◆ **Aim of the task**: Please restate every entry exactly. Leave out the pictures.

________

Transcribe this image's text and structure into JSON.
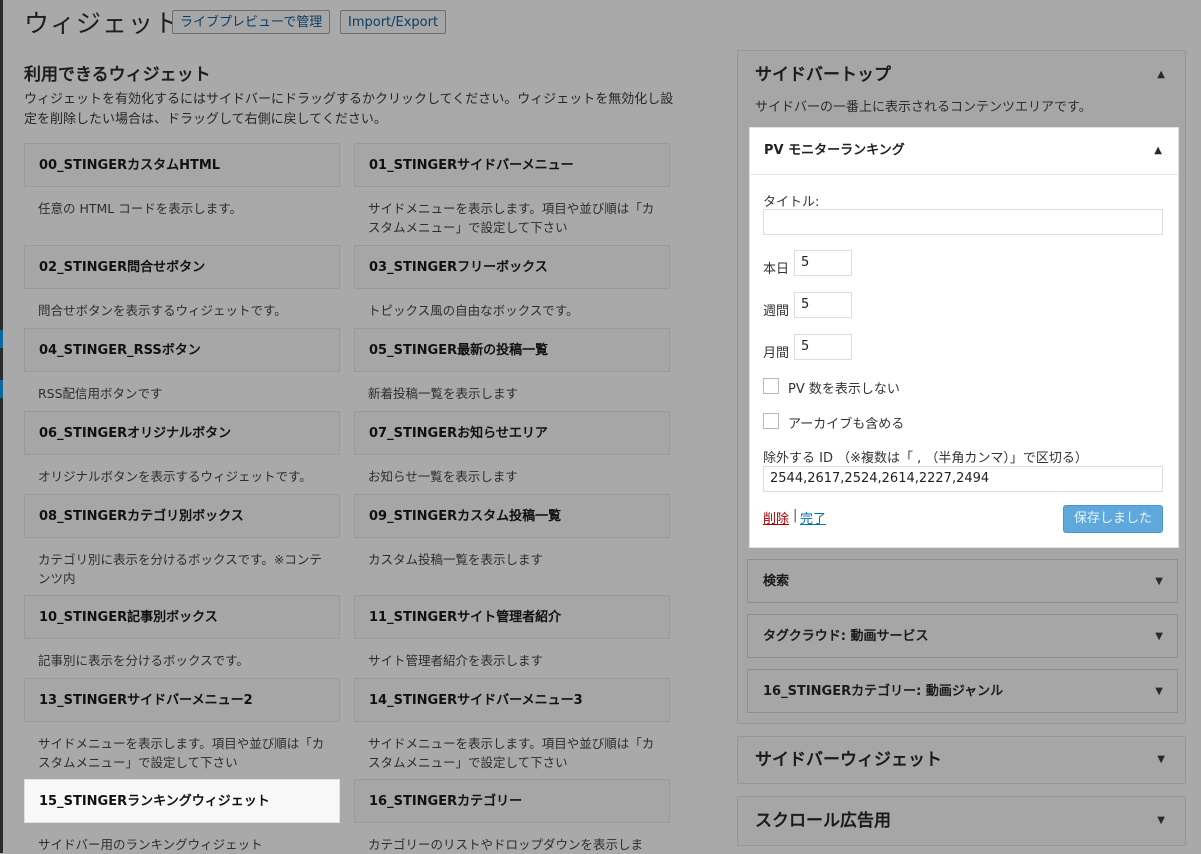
{
  "header": {
    "title": "ウィジェット",
    "live_preview_button": "ライブプレビューで管理",
    "import_export_button": "Import/Export"
  },
  "available": {
    "title": "利用できるウィジェット",
    "description": "ウィジェットを有効化するにはサイドバーにドラッグするかクリックしてください。ウィジェットを無効化し設定を削除したい場合は、ドラッグして右側に戻してください。",
    "widgets": [
      {
        "title": "00_STINGERカスタムHTML",
        "desc": "任意の HTML コードを表示します。"
      },
      {
        "title": "01_STINGERサイドバーメニュー",
        "desc": "サイドメニューを表示します。項目や並び順は「カスタムメニュー」で設定して下さい"
      },
      {
        "title": "02_STINGER問合せボタン",
        "desc": "問合せボタンを表示するウィジェットです。"
      },
      {
        "title": "03_STINGERフリーボックス",
        "desc": "トピックス風の自由なボックスです。"
      },
      {
        "title": "04_STINGER_RSSボタン",
        "desc": "RSS配信用ボタンです"
      },
      {
        "title": "05_STINGER最新の投稿一覧",
        "desc": "新着投稿一覧を表示します"
      },
      {
        "title": "06_STINGERオリジナルボタン",
        "desc": "オリジナルボタンを表示するウィジェットです。"
      },
      {
        "title": "07_STINGERお知らせエリア",
        "desc": "お知らせ一覧を表示します"
      },
      {
        "title": "08_STINGERカテゴリ別ボックス",
        "desc": "カテゴリ別に表示を分けるボックスです。※コンテンツ内"
      },
      {
        "title": "09_STINGERカスタム投稿一覧",
        "desc": "カスタム投稿一覧を表示します"
      },
      {
        "title": "10_STINGER記事別ボックス",
        "desc": "記事別に表示を分けるボックスです。"
      },
      {
        "title": "11_STINGERサイト管理者紹介",
        "desc": "サイト管理者紹介を表示します"
      },
      {
        "title": "13_STINGERサイドバーメニュー2",
        "desc": "サイドメニューを表示します。項目や並び順は「カスタムメニュー」で設定して下さい"
      },
      {
        "title": "14_STINGERサイドバーメニュー3",
        "desc": "サイドメニューを表示します。項目や並び順は「カスタムメニュー」で設定して下さい"
      },
      {
        "title": "15_STINGERランキングウィジェット",
        "desc": "サイドバー用のランキングウィジェット"
      },
      {
        "title": "16_STINGERカテゴリー",
        "desc": "カテゴリーのリストやドロップダウンを表示しま"
      }
    ]
  },
  "sidebar_top": {
    "title": "サイドバートップ",
    "description": "サイドバーの一番上に表示されるコンテンツエリアです。",
    "open_widget": {
      "title": "PV モニターランキング",
      "title_label": "タイトル:",
      "title_value": "",
      "today_label": "本日",
      "today_value": "5",
      "week_label": "週間",
      "week_value": "5",
      "month_label": "月間",
      "month_value": "5",
      "hide_pv_label": "PV 数を表示しない",
      "include_archive_label": "アーカイブも含める",
      "exclude_label": "除外する ID （※複数は「 , （半角カンマ）」で区切る）",
      "exclude_value": "2544,2617,2524,2614,2227,2494",
      "delete_link": "削除",
      "separator": "|",
      "done_link": "完了",
      "save_button": "保存しました"
    },
    "collapsed_widgets": [
      "検索",
      "タグクラウド: 動画サービス",
      "16_STINGERカテゴリー: 動画ジャンル"
    ]
  },
  "other_areas": [
    "サイドバーウィジェット",
    "スクロール広告用"
  ],
  "icons": {
    "expanded": "▲",
    "collapsed": "▼"
  }
}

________

◆ **Your solution**:
Transcribe this image's text and structure into JSON.
{
  "header": {
    "title": "ウィジェット",
    "live_preview_button": "ライブプレビューで管理",
    "import_export_button": "Import/Export"
  },
  "available": {
    "title": "利用できるウィジェット",
    "description": "ウィジェットを有効化するにはサイドバーにドラッグするかクリックしてください。ウィジェットを無効化し設定を削除したい場合は、ドラッグして右側に戻してください。",
    "widgets": [
      {
        "title": "00_STINGERカスタムHTML",
        "desc": "任意の HTML コードを表示します。"
      },
      {
        "title": "01_STINGERサイドバーメニュー",
        "desc": "サイドメニューを表示します。項目や並び順は「カスタムメニュー」で設定して下さい"
      },
      {
        "title": "02_STINGER問合せボタン",
        "desc": "問合せボタンを表示するウィジェットです。"
      },
      {
        "title": "03_STINGERフリーボックス",
        "desc": "トピックス風の自由なボックスです。"
      },
      {
        "title": "04_STINGER_RSSボタン",
        "desc": "RSS配信用ボタンです"
      },
      {
        "title": "05_STINGER最新の投稿一覧",
        "desc": "新着投稿一覧を表示します"
      },
      {
        "title": "06_STINGERオリジナルボタン",
        "desc": "オリジナルボタンを表示するウィジェットです。"
      },
      {
        "title": "07_STINGERお知らせエリア",
        "desc": "お知らせ一覧を表示します"
      },
      {
        "title": "08_STINGERカテゴリ別ボックス",
        "desc": "カテゴリ別に表示を分けるボックスです。※コンテンツ内"
      },
      {
        "title": "09_STINGERカスタム投稿一覧",
        "desc": "カスタム投稿一覧を表示します"
      },
      {
        "title": "10_STINGER記事別ボックス",
        "desc": "記事別に表示を分けるボックスです。"
      },
      {
        "title": "11_STINGERサイト管理者紹介",
        "desc": "サイト管理者紹介を表示します"
      },
      {
        "title": "13_STINGERサイドバーメニュー2",
        "desc": "サイドメニューを表示します。項目や並び順は「カスタムメニュー」で設定して下さい"
      },
      {
        "title": "14_STINGERサイドバーメニュー3",
        "desc": "サイドメニューを表示します。項目や並び順は「カスタムメニュー」で設定して下さい"
      },
      {
        "title": "15_STINGERランキングウィジェット",
        "desc": "サイドバー用のランキングウィジェット"
      },
      {
        "title": "16_STINGERカテゴリー",
        "desc": "カテゴリーのリストやドロップダウンを表示しま"
      }
    ]
  },
  "sidebar_top": {
    "title": "サイドバートップ",
    "description": "サイドバーの一番上に表示されるコンテンツエリアです。",
    "open_widget": {
      "title": "PV モニターランキング",
      "title_label": "タイトル:",
      "title_value": "",
      "today_label": "本日",
      "today_value": "5",
      "week_label": "週間",
      "week_value": "5",
      "month_label": "月間",
      "month_value": "5",
      "hide_pv_label": "PV 数を表示しない",
      "include_archive_label": "アーカイブも含める",
      "exclude_label": "除外する ID （※複数は「 , （半角カンマ）」で区切る）",
      "exclude_value": "2544,2617,2524,2614,2227,2494",
      "delete_link": "削除",
      "separator": "|",
      "done_link": "完了",
      "save_button": "保存しました"
    },
    "collapsed_widgets": [
      "検索",
      "タグクラウド: 動画サービス",
      "16_STINGERカテゴリー: 動画ジャンル"
    ]
  },
  "other_areas": [
    "サイドバーウィジェット",
    "スクロール広告用"
  ],
  "icons": {
    "expanded": "▲",
    "collapsed": "▼"
  }
}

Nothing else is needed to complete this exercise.